Sunday, August 24, 2003

A note on Eric Hobsbawm
People who imagine themselves as adventurous often feel frustrated around those whom they perceive as being static or unimaginative. The rise of liberalism is seen by many as the rise of freedom for the curious, and libertarianism is the most extreme version of this romance. Among the only groups who have seen it as their goal to defend the 'less imaginative,' to defend the people who want nothing more than to be left alone to their small lives, and who made this defense without defending reaction - among the only ones who have promoted the active involvement of such people themselves in their defense- have been those associated with some aspect or another of communism.
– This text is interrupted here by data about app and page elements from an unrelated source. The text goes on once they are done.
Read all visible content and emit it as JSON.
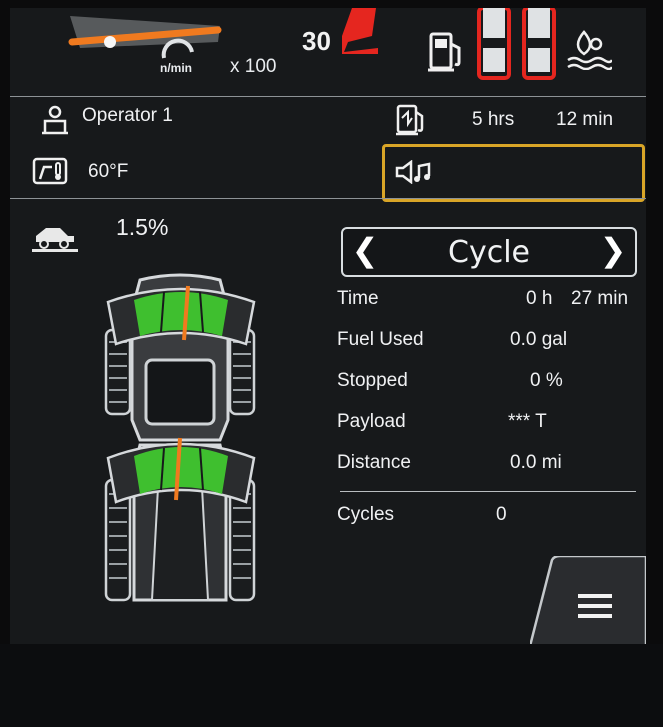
{
  "top_gauge": {
    "rpm_unit": "n/min",
    "rpm_multiplier": "x 100",
    "speed_value": "30"
  },
  "status": {
    "operator_label": "Operator 1",
    "temperature": "60°F",
    "fuel_time_hours": "5 hrs",
    "fuel_time_minutes": "12 min"
  },
  "incline": {
    "value": "1.5%"
  },
  "cycle_panel": {
    "title": "Cycle",
    "rows": [
      {
        "label": "Time",
        "value_a": "0 h",
        "value_b": "27 min"
      },
      {
        "label": "Fuel Used",
        "value_a": "0.0 gal",
        "value_b": ""
      },
      {
        "label": "Stopped",
        "value_a": "0 %",
        "value_b": ""
      },
      {
        "label": "Payload",
        "value_a": "*** T",
        "value_b": ""
      },
      {
        "label": "Distance",
        "value_a": "0.0 mi",
        "value_b": ""
      }
    ],
    "cycles_label": "Cycles",
    "cycles_value": "0"
  },
  "colors": {
    "accent_yellow": "#d9a527",
    "gauge_green": "#3fbf2f",
    "gauge_orange": "#f07a1f",
    "alert_red": "#e5261f"
  },
  "icons": [
    "operator-icon",
    "cab-temperature-icon",
    "fuel-pump-icon",
    "fuel-time-icon",
    "audio-icon",
    "truck-incline-icon",
    "cooling-temperature-icon",
    "menu-icon"
  ]
}
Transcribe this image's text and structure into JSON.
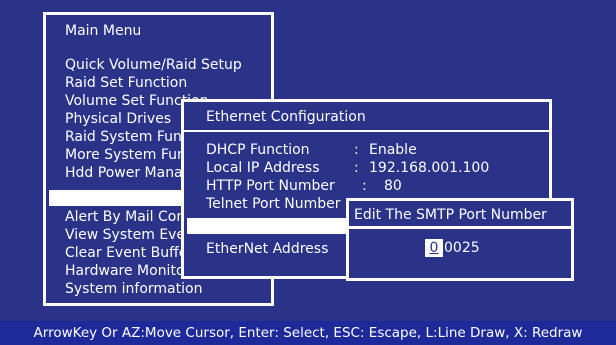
{
  "main_menu": {
    "title": "Main Menu",
    "items": [
      "Quick Volume/Raid Setup",
      "Raid Set Function",
      "Volume Set Function",
      "Physical Drives",
      "Raid System Function",
      "More System Functions",
      "Hdd Power Management",
      "",
      "Alert By Mail Config",
      "View System Events",
      "Clear Event Buffer",
      "Hardware Monitor",
      "System information"
    ]
  },
  "ethernet": {
    "title": "Ethernet Configuration",
    "rows": [
      {
        "label": "DHCP Function",
        "value": "Enable"
      },
      {
        "label": "Local IP Address",
        "value": "192.168.001.100"
      },
      {
        "label": "HTTP  Port  Number",
        "value": "80"
      },
      {
        "label": "Telnet  Port  Number",
        "value": ""
      },
      {
        "label": "",
        "value": ""
      },
      {
        "label": "EtherNet  Address",
        "value": ""
      }
    ]
  },
  "smtp_dialog": {
    "title": "Edit The SMTP Port Number",
    "cursor_digit": "0",
    "rest_digits": "0025"
  },
  "statusbar": {
    "text": "ArrowKey Or AZ:Move Cursor, Enter: Select, ESC: Escape, L:Line Draw, X: Redraw"
  }
}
It takes a certain kind of intellect to defend the notion that the world is not the playground of intellectuals. My impatience with the hypocrisies of liberalism stems from the sense liberals seem to have that what's good for them is good for the country; but this, as my old neighbors in Brooklyn will tell you, is simply not the case. I have as much contempt for the hierarchy that once existed in the communist party as I do for the hierarchy that still exists in the far older conspiracy that is the Catholic Church. But I have the same respect for the minor, the unobservant, or the casually faithful in both parties.
And of the rest, my kinsmen, I prefer the company of honest machiavels to earnest liars. 

I was on the phone to my mother yesterday, and we got into a discussion of Move On and Dean. She's sent money to both, but felt a little awkward about the latter. She'd heard Kucinich and was not impressed. If anything she's more to the left than he is, but she found him shrill, and I agreed. I said it was interesting that for all the DLC attacks on Dean as too far to the left, he's never denied his conservatism. It's a strange and pathetic disconnect.

No comments:

Post a Comment

Comment moderation is enabled.